Serbian President Aleksandar Vucic has placed the country’s military on full combat readiness alert and ordered forces to be placed along the border with Kosovo. This comes as Kosovar police and ethnic-Serbs clashed in ethnic-Serba majority regions of northern Kosovo over the installment of an ethnic-Albanian mayor in the town of Zvecan.
To understand the dispute, we need to look at a very brief history of recent Kosovo and Serbia ethnic relations, specifically regarding the ongoing license plate dispute.
Kosovo, which is majority ethnic-Albanian, declared independence from Serbia back in 2008, which Serbia rejected as illegal. Ethnic relations have already been tense between Kosovar Albanians and Serbians for two decades following the Kosovo War, which resulted in over 13,000 casualties. Kosovo’s Serbian ethnic minority is still predominantly loyal to Belgrade and also rejects Kosovo’s independence. In recent years, Kosovo’s government has sought to ban Serbian license plates issued before 1999, which are almost exclusively used by ethnic Serbs, and only allow license plates issued by the United Nations Interim Administration Mission in Kosovo (UNMIK) from 1999 to 2010 or Kosovo “RKS” license plates issued from 2011 and onward. Likewise, Serbia does not accept vehicles with RKS plates to cross the border, which are used primarily by ethnic Albanians.
?? More than 200 armed commandos of the #Kosovo police, accompanied by armored vehicles, entered Northern Mitrovica, where the majority of Serbs live. According to media reports, special forces are there to ensure security. pic.twitter.com/wkfixAIXPm
— Mete Sohtao?lu (@metesohtaoglu) December 9, 2022
Political and ethnic tensions skyrocketed as Kosovo attempted to move forward in banning Serbian license plates and issuing fines for those who do not comply. To protest attempts to ban the license plates, ethnic Serbian police officers, judges, and government officials in Serb-majority municipalities in Kosovo resigned en masse in protest. The decision to implement fines for the license plates was ultimately postponed by Kosovo last November due to the rapid rise in tensions with both the ethnic-Serb population and neighboring Serbia.
Due to the resignations in protest of the license plate measures, snap elections were to be held in December in northern Kosovo in the ethnic-Serb municipalities of Zvecan, Leposavic and Zubin Potok. Albanian-Kosovar officials deployed special police forces to the Serb-majority municipalities “to provide security for all citizens,” however, their presence unsurprisingly led to a flare up of tensions and clashes, which ultimately caused the elections to be postponed until April. In response to the clashes, Serbian Prime Minister Ana Brnabic threatened to deploy Serbian forces into Kosovo, saying that “We are close to requesting the return of our forces to Kosovo under Resolution 1244, because [NATO] KFOR is not doing its job,” adding that “Serbs [in northern Kosovo] do not feel safe and are physically and life threatened.”

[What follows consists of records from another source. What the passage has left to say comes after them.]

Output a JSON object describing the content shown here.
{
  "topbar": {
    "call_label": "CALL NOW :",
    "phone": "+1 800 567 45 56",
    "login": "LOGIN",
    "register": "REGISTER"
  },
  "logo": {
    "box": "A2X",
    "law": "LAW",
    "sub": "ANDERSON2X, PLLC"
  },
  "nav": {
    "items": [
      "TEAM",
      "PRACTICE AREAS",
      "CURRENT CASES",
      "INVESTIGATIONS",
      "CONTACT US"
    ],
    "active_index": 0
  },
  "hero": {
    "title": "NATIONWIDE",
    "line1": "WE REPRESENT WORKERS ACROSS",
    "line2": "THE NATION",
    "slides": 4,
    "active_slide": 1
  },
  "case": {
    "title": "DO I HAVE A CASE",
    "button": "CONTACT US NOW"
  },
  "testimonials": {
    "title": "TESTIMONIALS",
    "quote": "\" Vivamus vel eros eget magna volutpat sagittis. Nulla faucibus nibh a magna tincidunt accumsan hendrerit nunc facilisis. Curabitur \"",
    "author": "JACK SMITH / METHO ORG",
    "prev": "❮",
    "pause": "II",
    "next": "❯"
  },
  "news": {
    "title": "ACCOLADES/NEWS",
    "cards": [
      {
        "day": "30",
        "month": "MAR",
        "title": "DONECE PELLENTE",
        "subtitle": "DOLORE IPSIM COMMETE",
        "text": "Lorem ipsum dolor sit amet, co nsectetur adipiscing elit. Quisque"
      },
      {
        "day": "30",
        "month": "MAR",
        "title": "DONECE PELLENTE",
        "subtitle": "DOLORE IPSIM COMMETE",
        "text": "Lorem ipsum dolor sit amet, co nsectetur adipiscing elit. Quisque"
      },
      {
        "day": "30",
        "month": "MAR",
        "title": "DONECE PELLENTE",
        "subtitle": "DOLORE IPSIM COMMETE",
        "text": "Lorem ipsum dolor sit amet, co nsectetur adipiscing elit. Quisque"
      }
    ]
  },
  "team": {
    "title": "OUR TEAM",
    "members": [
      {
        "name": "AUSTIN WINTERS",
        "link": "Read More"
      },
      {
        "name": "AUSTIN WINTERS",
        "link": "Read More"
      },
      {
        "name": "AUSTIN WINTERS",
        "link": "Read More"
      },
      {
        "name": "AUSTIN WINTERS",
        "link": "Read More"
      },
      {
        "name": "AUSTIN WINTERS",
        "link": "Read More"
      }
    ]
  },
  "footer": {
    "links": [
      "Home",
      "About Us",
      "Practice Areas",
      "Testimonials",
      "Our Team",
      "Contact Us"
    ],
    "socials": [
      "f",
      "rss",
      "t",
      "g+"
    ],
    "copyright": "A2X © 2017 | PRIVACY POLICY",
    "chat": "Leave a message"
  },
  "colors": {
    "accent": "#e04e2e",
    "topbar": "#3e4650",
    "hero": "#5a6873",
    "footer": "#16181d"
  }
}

?? Clashes between members of Kosovo special forces and Serbs
?The Minister of Defense of #Serbia confirms the urgent advance of the army to the administrative border with Kosovo pic.twitter.com/5QHt6Xmnfd
— ?-???? (@L_Team10) May 26, 2023
Elections were finally held when April rolled around, however, ethnic-Serbs boycotted them in protest as well, which was backed by Belgrade. Due to the boycott, ethnic-Albanians won the elections for the municipalities and took their positions this Friday. Protests held in Zvecan and attempts to block the officials from entering their offices quickly deteriorated into clashes between ethnic-Serbs and Kosavar police, which resulted in several injuries. Serbian officials condemned the Kosovar police response, calling for rapid troop deployment to the border because “It is clear that the terror against the Serb community in Kosovo is happening.”